The former law student who has pledged to bury Chile’s “neoliberal” economic model convincingly defeated far-right rival Jose Antonio Kast in the country’s presidential runoff on Sunday.
“I am going to be a president of all Chileans, whether you voted for me or not,” Boric, 35, said in a call with current President Sebastian Pinera on Sunday night. “I am going to do my best to get on top of this tremendous challenge.”
Boric, who will take office in March, has tapped into public anger at Chile’s market-oriented economic model, widely considered to have helped drive decades of rapid economic growth but stoking inequality.
That imbalance sparked widespread angry social uprisings in 2019, lighting the fuse for the political rise of the progressive left and the redrafting of the country’s dictatorship-era constitution.
“If Chile was the cradle of neoliberalism, it will also be its grave,” Boric said when he won the candidacy of his leftist bloc. “Do not be afraid of the youth changing this country.”
A native of Punta Arenas, in Chile’s far south, Boric as a student led the Federation of Students at the University of Chile in Santiago. He rose to prominence leading protests in 2011 demanding improved and cheaper education.
By 2014, still in his 20s, he had joined the national Congress as a lower-house lawmaker, representing Chile’s vast and sparsely populated southernmost region of Magallanes.
With thick black hair and a trimmed beard, he is more groomed now than in his student leader days. Although a known face of the left in Chile, Boric was initially a dark-horse candidate for the presidency.

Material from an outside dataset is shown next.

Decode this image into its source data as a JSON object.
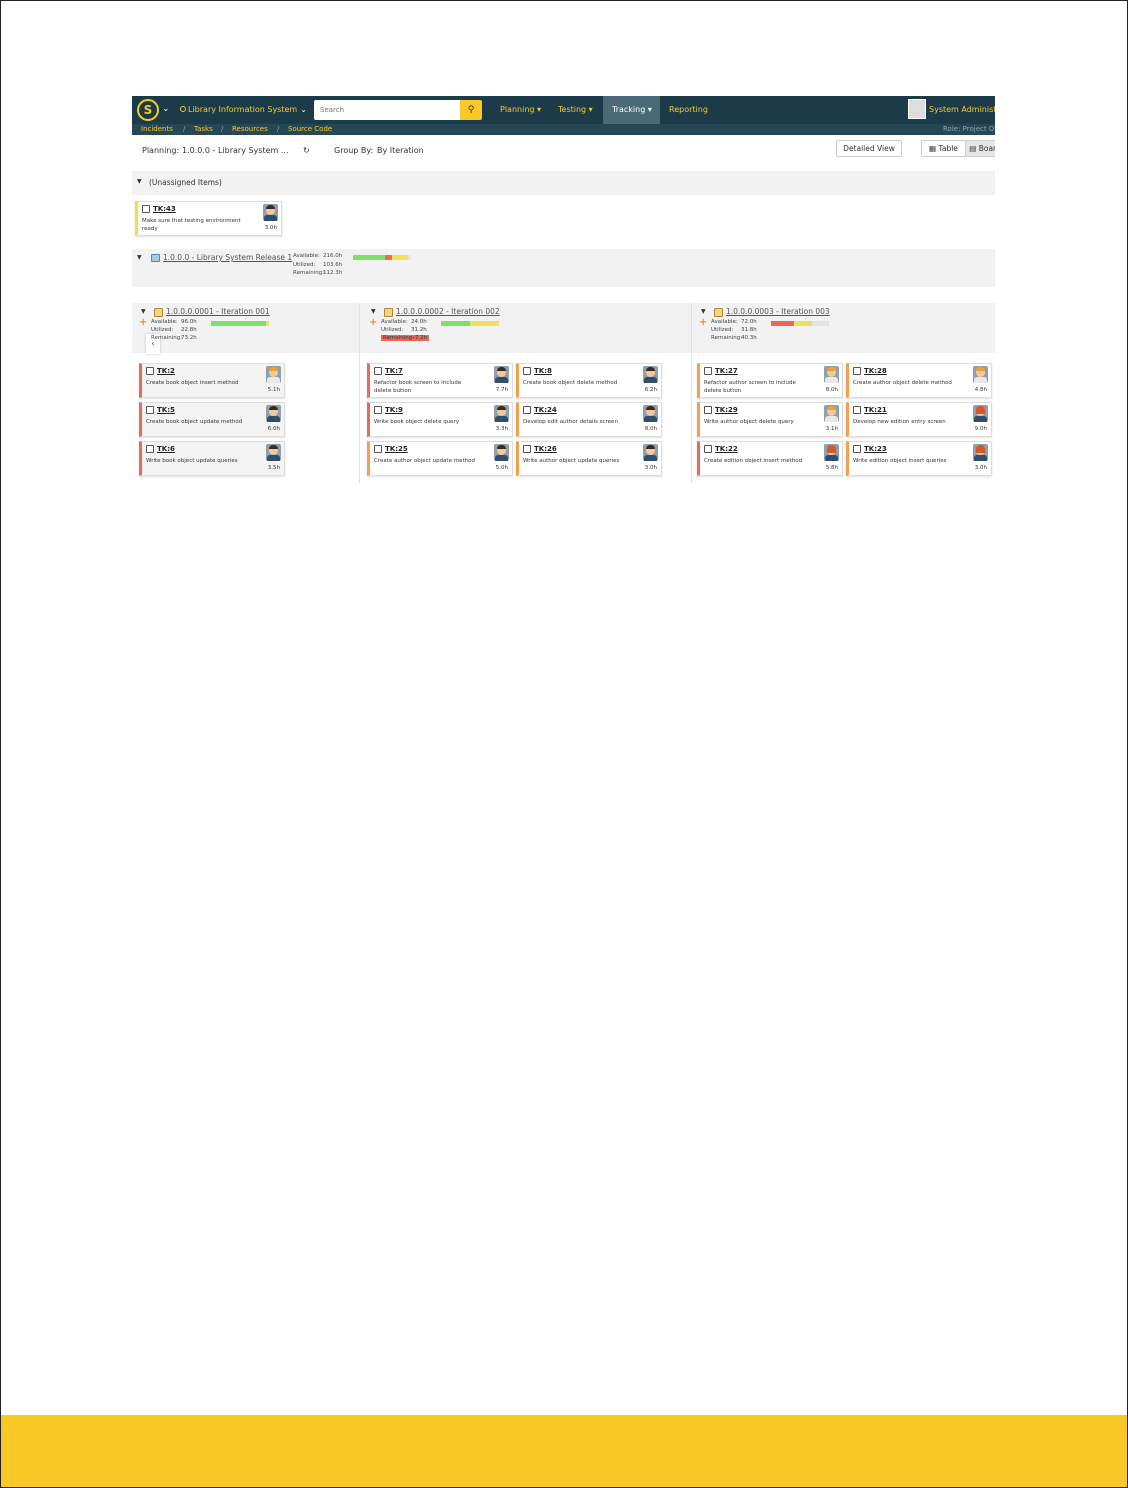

He just reached the threshold of 35,000 signatures needed to be a candidate. But then he beat out the popular Santiago-region mayor, Daniel Jadue, of the Communist Party, to lead the leftist alliance.
Boric has since looked to distance himself from some of the more extreme views of far-left groups in his alliance, including support from the Communist Party for the Venezuelan government of President Nicolas Maduro.
Buoyed by youthful supporters, there has been a deluge of online memes backing him. High-profile supporters include Chilean-American actor Pedro Pascal from “The Mandalorian” and Mexican actor Gael Garcia Bernal.
Former two-term Chilean President Michelle Bachelet, now the U.N. high commissioner for human rights, backed Boric, saying he would put Chile on a “path of progress for all, of greater freedom, equality and human rights.”
Leftists around the region flocked to congratulate Boric.
“I congratulate @gabrielboric for his election as president of Chile,” said Brazilian former President Luiz Inácio Lula da Silva, a leftist who is looking to make a comeback in elections next year.
“I’m happy for another victory of a democratic and progressive candidate in our Latin America.”
(Reporting by Fabian Cambero; Editing by Adam Jourdan, Rosalba O’Brien and Peter Cooney)